The peace and conflict management degree is the flagship program in Haifa University’s five-year plan to develop 20 master's programs at its International School in areas paralleling the university’s Hebrew offerings in fields such as creative art therapies, patent law, learning disabilities, Holocaust studies, diplomacy, nursing, occupational therapy, Israel studies and maritime civilizations.
“Our International School has been around for 35 years and we have 900 students in our [short-term] study-abroad programs,” says Dean Hanan Alexander. This includes intensive summer instruction in Hebrew and Arabic. “We’re looking to double that program as part of the same internationalization process.”
But while the undergrad, study-abroad students are housed at the International School, the master’s degree students are integrated academically and socially. Israeli students are enrolled in these programs as well.

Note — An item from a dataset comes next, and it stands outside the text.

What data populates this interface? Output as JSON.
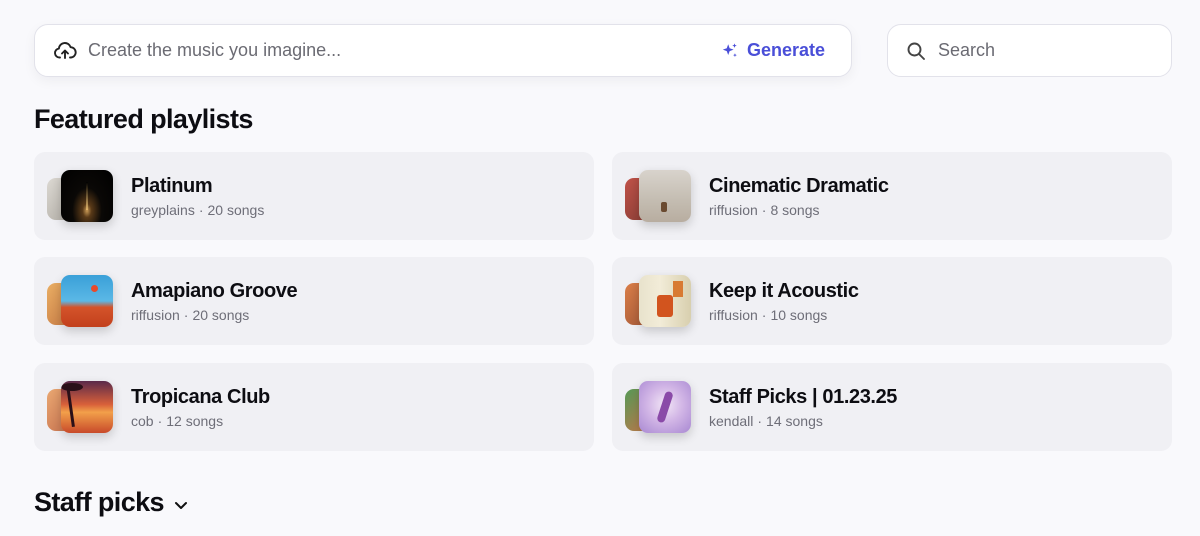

“We use points of excellence within the university to attract students,” says Alexander. “Students travel all over to study, and when they look at graduate programs they’re looking globally for the best program and the best deal. We are leaders in all these areas, offering unique programs at a reasonable price.” Next year’s tuition for a 12-month master’s will be $8,900.
Alexander notes that the makeup of the peace and conflict management program is half North American and half Jewish, with students from such countries as the United States, China, Mexico, Italy, and Canada. “We’re looking for the best students from across the world,” says Alexander.

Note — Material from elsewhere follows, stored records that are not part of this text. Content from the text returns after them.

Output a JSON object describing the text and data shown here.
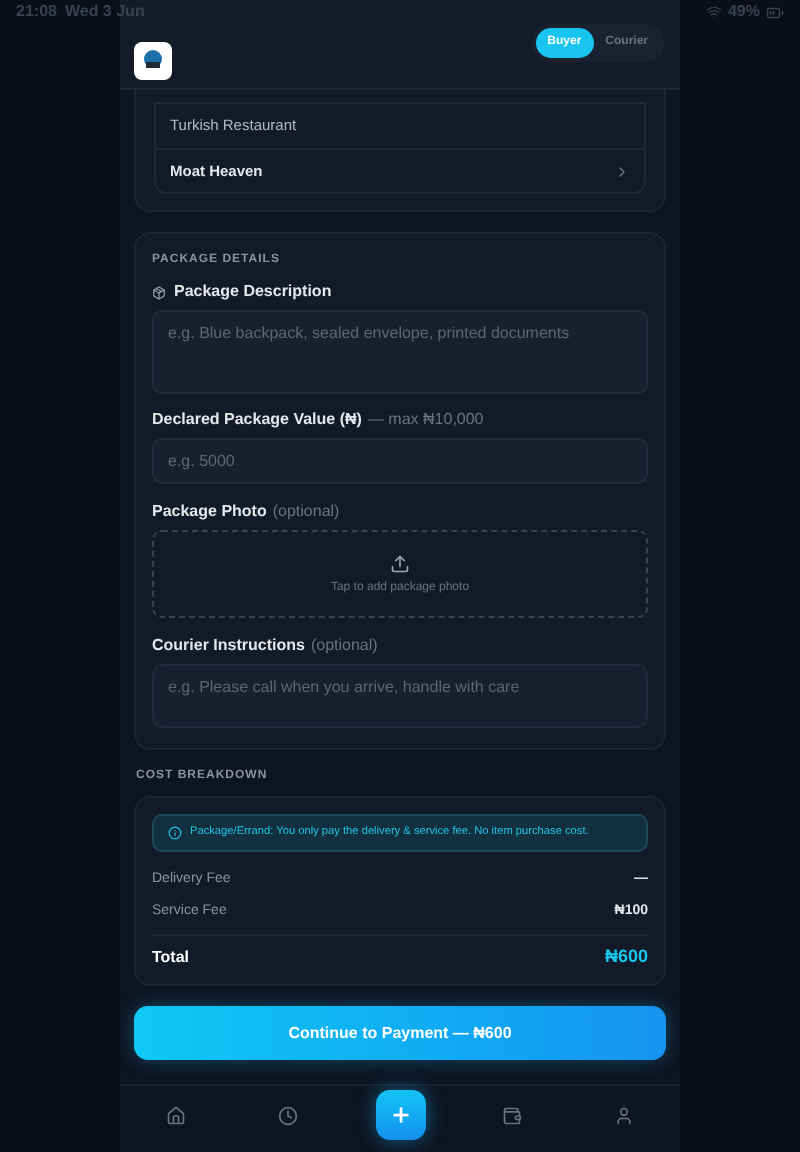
{
  "status_bar": {
    "time": "21:08",
    "date": "Wed 3 Jun",
    "battery": "49%"
  },
  "header": {
    "mode_tabs": [
      {
        "label": "Buyer",
        "selected": true
      },
      {
        "label": "Courier",
        "selected": false
      }
    ]
  },
  "restaurant_list": {
    "items": [
      {
        "label": "Turkish Restaurant",
        "bold": false,
        "chevron": false
      },
      {
        "label": "Moat Heaven",
        "bold": true,
        "chevron": true
      }
    ]
  },
  "package_details": {
    "heading": "PACKAGE DETAILS",
    "description": {
      "label": "Package Description",
      "placeholder": "e.g. Blue backpack, sealed envelope, printed documents"
    },
    "value": {
      "label": "Declared Package Value (₦)",
      "hint": "— max ₦10,000",
      "placeholder": "e.g. 5000"
    },
    "photo": {
      "label": "Package Photo",
      "hint": "(optional)",
      "prompt": "Tap to add package photo"
    },
    "instructions": {
      "label": "Courier Instructions",
      "hint": "(optional)",
      "placeholder": "e.g. Please call when you arrive, handle with care"
    }
  },
  "cost_breakdown": {
    "heading": "COST BREAKDOWN",
    "notice": "Package/Errand: You only pay the delivery & service fee. No item purchase cost.",
    "rows": [
      {
        "label": "Delivery Fee",
        "value": "—"
      },
      {
        "label": "Service Fee",
        "value": "₦100"
      }
    ],
    "total": {
      "label": "Total",
      "value": "₦600"
    }
  },
  "continue_button": "Continue to Payment — ₦600",
  "bottom_nav": [
    {
      "kind": "home"
    },
    {
      "kind": "history"
    },
    {
      "kind": "add"
    },
    {
      "kind": "wallet"
    },
    {
      "kind": "profile"
    }
  ]
}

Why can’t people live in peace?
Field trips to conflict zones, simulations of peace negotiations, and an international symposium on conflict management in May are all part of the international master’s program. Recently the participants were provided with simultaneous English translation during an international conference at the university on the “Arab spring.”
“They are engaged in a wide variety of activities and can optionally write a master’s thesis,” says Miller.

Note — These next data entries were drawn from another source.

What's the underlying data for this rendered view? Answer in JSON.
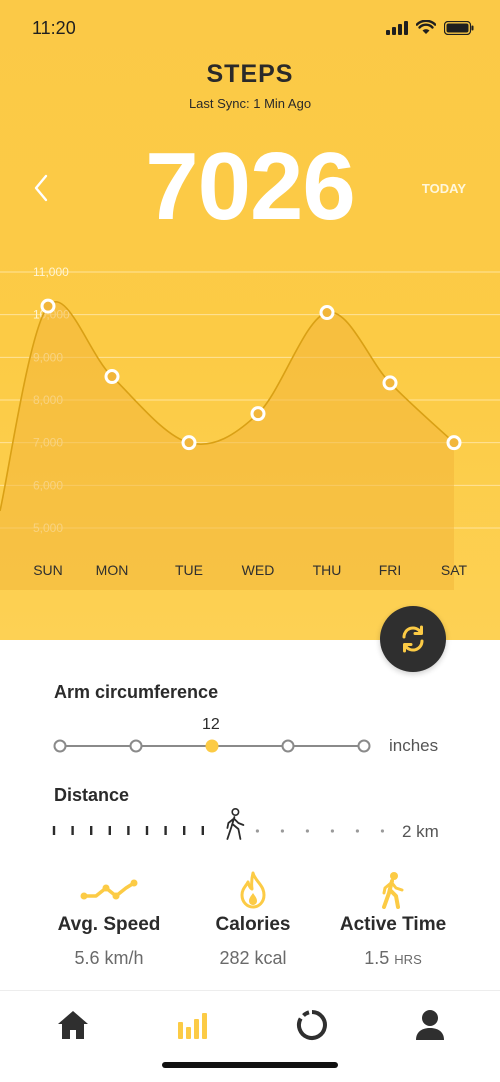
{
  "status_bar": {
    "time": "11:20"
  },
  "header": {
    "title": "STEPS",
    "subtitle": "Last Sync: 1 Min Ago",
    "step_count": "7026",
    "today_label": "TODAY"
  },
  "chart_data": {
    "type": "area",
    "categories": [
      "SUN",
      "MON",
      "TUE",
      "WED",
      "THU",
      "FRI",
      "SAT"
    ],
    "values": [
      10200,
      8550,
      7000,
      7680,
      10050,
      8400,
      7000
    ],
    "y_ticks": [
      "11,000",
      "10,000",
      "9,000",
      "8,000",
      "7,000",
      "6,000",
      "5,000"
    ],
    "ylim": [
      5000,
      11000
    ],
    "grid": true,
    "title": "",
    "xlabel": "",
    "ylabel": "",
    "colors": {
      "line": "#d9a015",
      "fill": "#f2b63a",
      "marker": "#ffffff"
    }
  },
  "arm": {
    "title": "Arm circumference",
    "value": "12",
    "unit": "inches",
    "stops": 5,
    "selected_index": 2
  },
  "distance": {
    "title": "Distance",
    "value": "2 km",
    "progress": 0.55
  },
  "stats": {
    "speed": {
      "label": "Avg. Speed",
      "value": "5.6 km/h",
      "icon": "trend-line-icon"
    },
    "calories": {
      "label": "Calories",
      "value": "282 kcal",
      "icon": "flame-icon"
    },
    "active": {
      "label": "Active Time",
      "value": "1.5",
      "unit": "HRS",
      "icon": "walking-icon"
    }
  },
  "tabs": [
    {
      "name": "home",
      "icon": "home-icon",
      "active": false
    },
    {
      "name": "stats",
      "icon": "bar-chart-icon",
      "active": true
    },
    {
      "name": "progress",
      "icon": "progress-ring-icon",
      "active": false
    },
    {
      "name": "profile",
      "icon": "user-icon",
      "active": false
    }
  ],
  "colors": {
    "accent": "#fccb45",
    "dark": "#2f2f2f",
    "text": "#2b2b2b"
  }
}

“Many of the students hadn’t been to Israel before, certainly not on an extended visit,” he reports. “The group is bonding quite well. They have a lot of social interactions with each other and with the Israeli students in the dorms.”
Though the international students aren’t required to learn Hebrew, Alexander says the university has the largest ulpan in the country, and students can choose to avail themselves of that as well as other courses at the university.
“Our three guiding principles in the international school are academic excellence; a caring community, including a fabulous English-speaking staff that lives with and works with the students and helps them in every way; and integration into Israeli society, offering many activities, and trips off campus,” says Alexander.
Washington, DC native Joseph Chapman, 23, spent his formative years in England and returned to the United States just before the 9/11 terror attacks. He said he became absorbed in seeking to understand the mentality of the perpetrators, and enrolled in the University of Haifa's new program to gain expertise before working in the world of conflict resolution.
Joe Chapman came to the Haifa University’s master’s program
to learn about conflict resolution.
Jeremy Rockmacher, from Albany, New York, dreamed of living in Israel for many years and said that he hopes his studies will lead to a job with an organization that addresses the issues of inequality and poverty as related to violence and civil unrest.
Wang Jin, 24, from a small city in the Henan province of China, previously earned a master’s degree in Middle East relations and enrolled in the Haifa master’s program to equip him to become a leading Chinese scholar in the field.
Also in the program is Mexican journalist and photographer Bilha Calderon Gomez, 28. She wanted to gain a different perspective on the workings of social, economic and political crises to better inform her writing about everyday life in Mexico in a local newspaper column.